Page speeds and website performance are more important than ever. You may inadvertently be increasing the amount of time it takes for your website to load, which in turn, can lead to visitor loss. Here are a few quick fixes you can apply to your website that can help your page load speeds!
Large unoptimized images can be a culprit to poor page performance. You may be asking yourself if uploading an unoptimized image can really hurt your page load times, and the answer is it really can. By large images, we are talking about file sizes and not dimensions. Images that are 1 MB and up could start affecting page load times.
How can I ensure my images are not slowing down my website? Here are three quick tips to help you out:

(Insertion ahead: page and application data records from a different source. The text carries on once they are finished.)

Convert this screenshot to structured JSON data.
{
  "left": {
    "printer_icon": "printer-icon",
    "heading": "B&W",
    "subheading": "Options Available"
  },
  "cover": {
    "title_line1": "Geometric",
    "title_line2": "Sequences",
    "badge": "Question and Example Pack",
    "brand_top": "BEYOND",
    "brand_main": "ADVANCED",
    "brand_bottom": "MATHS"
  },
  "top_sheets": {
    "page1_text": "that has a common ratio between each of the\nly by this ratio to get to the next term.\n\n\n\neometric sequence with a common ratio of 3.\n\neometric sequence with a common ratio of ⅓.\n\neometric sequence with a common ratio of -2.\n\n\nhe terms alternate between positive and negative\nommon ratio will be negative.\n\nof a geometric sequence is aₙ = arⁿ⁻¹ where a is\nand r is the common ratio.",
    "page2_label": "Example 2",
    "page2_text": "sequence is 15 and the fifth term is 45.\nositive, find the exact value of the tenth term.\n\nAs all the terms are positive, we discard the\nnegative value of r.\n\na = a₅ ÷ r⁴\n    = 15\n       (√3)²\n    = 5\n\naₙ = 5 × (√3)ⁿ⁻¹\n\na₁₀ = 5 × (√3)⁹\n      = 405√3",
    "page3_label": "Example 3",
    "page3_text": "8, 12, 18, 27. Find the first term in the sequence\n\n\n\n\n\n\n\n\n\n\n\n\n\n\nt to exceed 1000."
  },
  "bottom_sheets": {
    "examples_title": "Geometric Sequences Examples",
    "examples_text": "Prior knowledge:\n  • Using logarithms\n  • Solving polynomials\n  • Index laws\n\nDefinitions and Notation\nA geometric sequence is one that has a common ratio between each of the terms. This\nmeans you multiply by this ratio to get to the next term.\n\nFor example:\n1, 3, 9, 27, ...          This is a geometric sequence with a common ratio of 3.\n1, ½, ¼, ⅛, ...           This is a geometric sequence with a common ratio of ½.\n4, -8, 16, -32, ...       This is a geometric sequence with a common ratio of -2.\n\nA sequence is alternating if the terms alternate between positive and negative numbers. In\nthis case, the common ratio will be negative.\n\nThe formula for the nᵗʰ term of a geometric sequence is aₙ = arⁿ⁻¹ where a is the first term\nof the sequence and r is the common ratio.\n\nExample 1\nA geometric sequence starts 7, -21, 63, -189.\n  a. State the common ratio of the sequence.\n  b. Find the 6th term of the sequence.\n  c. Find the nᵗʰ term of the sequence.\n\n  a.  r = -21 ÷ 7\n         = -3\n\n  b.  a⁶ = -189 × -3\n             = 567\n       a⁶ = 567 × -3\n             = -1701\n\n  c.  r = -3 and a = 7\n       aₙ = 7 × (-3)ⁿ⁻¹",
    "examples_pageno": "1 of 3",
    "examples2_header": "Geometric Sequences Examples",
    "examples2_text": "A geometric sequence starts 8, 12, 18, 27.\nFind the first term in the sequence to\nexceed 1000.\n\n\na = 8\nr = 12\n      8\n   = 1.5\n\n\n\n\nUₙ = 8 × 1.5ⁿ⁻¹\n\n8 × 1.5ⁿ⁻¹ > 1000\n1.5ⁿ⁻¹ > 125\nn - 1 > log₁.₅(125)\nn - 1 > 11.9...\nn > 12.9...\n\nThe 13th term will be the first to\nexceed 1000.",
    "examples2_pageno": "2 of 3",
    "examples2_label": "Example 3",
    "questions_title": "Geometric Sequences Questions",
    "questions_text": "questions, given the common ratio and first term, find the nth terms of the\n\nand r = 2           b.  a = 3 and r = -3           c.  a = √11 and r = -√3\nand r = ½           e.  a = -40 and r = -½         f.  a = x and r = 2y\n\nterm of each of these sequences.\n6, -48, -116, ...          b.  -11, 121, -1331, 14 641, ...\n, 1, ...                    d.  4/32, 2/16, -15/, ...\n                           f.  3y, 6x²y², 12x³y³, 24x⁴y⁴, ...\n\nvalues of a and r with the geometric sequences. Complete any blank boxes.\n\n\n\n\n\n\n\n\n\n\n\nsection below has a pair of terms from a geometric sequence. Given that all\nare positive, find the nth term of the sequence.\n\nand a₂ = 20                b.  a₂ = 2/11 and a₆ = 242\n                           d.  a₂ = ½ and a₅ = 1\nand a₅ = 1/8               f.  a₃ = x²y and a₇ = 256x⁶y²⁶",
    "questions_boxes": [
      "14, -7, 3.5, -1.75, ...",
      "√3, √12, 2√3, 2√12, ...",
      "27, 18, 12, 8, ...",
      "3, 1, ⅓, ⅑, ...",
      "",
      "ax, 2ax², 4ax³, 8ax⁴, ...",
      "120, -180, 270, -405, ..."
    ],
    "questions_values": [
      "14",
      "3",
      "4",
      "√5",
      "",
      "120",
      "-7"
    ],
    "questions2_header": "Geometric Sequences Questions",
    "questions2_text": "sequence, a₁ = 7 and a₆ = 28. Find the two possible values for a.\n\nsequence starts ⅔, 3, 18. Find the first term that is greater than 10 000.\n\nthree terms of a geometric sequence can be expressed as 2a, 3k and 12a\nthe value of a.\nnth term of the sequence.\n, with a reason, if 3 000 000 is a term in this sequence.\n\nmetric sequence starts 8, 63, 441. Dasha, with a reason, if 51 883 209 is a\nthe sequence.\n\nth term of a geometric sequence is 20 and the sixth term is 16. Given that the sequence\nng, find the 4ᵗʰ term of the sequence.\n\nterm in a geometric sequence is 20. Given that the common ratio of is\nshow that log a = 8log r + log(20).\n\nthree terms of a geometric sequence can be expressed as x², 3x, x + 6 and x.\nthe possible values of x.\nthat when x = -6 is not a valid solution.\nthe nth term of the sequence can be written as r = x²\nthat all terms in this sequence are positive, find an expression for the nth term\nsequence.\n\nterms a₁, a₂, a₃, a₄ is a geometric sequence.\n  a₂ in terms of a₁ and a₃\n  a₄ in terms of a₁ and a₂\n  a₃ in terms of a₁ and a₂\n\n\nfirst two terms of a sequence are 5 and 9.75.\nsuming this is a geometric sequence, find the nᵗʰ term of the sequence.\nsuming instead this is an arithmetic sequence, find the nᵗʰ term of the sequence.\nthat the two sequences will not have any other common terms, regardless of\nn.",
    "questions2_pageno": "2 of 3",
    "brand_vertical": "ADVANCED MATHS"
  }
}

1) Resize your images: Most sites should be responsive to an infinite amount of displays and phones. That being said, you do not need images to be excessive dimensions (ex:5000×2000) to ensure your images are being displayed perfectly. You should try to keep your image dimensions close to the max Height/Width that it will respond to.
2) Choose the right image format: There are a handful of file formats that we use for web. JPEG, GIF, and PNG are the main three that you will see floating around. These can be used interchangeably between one another, but they all have a specific use. When it comes to quality and file size, we recommend using JPEG. JPEG is universally used as it keeps image file size low and keeps its quality if it needs to be compressed.
3) Compress your images: Image files are more complex than they look. Tying into file formats, images store complex data sequences and other segments that can affect the quality and colors of that image. At times though, we can do without certain data. This is where file compression tools come into play and can help us reduce our file size. You can reduce your file sizes by over 70% without affecting their quality! You don’t need a designer to compress your files for you; you can easily use free tools to optimize your images…
Here are Our Recommended Image Compression Tools:
Compressor is an online image compression tool with which you can upload your images instead of taking up space from your computer. After uploading an image into the browser, you will be provided with a before and after of how much space you have saved. It also gives you the option of saving to your Dropbox, Google Drive or just as a regular download.
ImageOptim is a free and open sourced tool with a minimal interface to get the job done. This tool is as simple as dragging and dropping your images in and having a compressed version saved to your desired save location. The only setback is that it is only available for MAC.
One of the more popular online image compression tools currently is Kraken. With the ability to bulk load multiple images and upload zipped folders, Kraken has a speedy compression rate. The one downfall is that it has a file size limit of 1MB which shouldn’t be a huge issue for all users.
If you want a simple image compression tool to compress your JPEG, look no further than optimizilla. It has a very simple interface and provides you with an image vs. image view where you can adjust the quality of your image.
Any web/graphic designer should have this listed as one of their go-to tools. Adobe Photoshop provides the save-for-web option with which you can tweak dimensions and file format, and also help optimize images for websites. As this is typically a paid program, you can also take a look at these free alternatives: GIMP, paint.net and photops.
You can learn a lot more about site performance and page speeds through Strathcom’s beginner and advanced training in Content Management Systems like WordPress. We’ve got webinars on February 13 and 21 for both beginner- and advanced-level CMS training, and you can sign up below…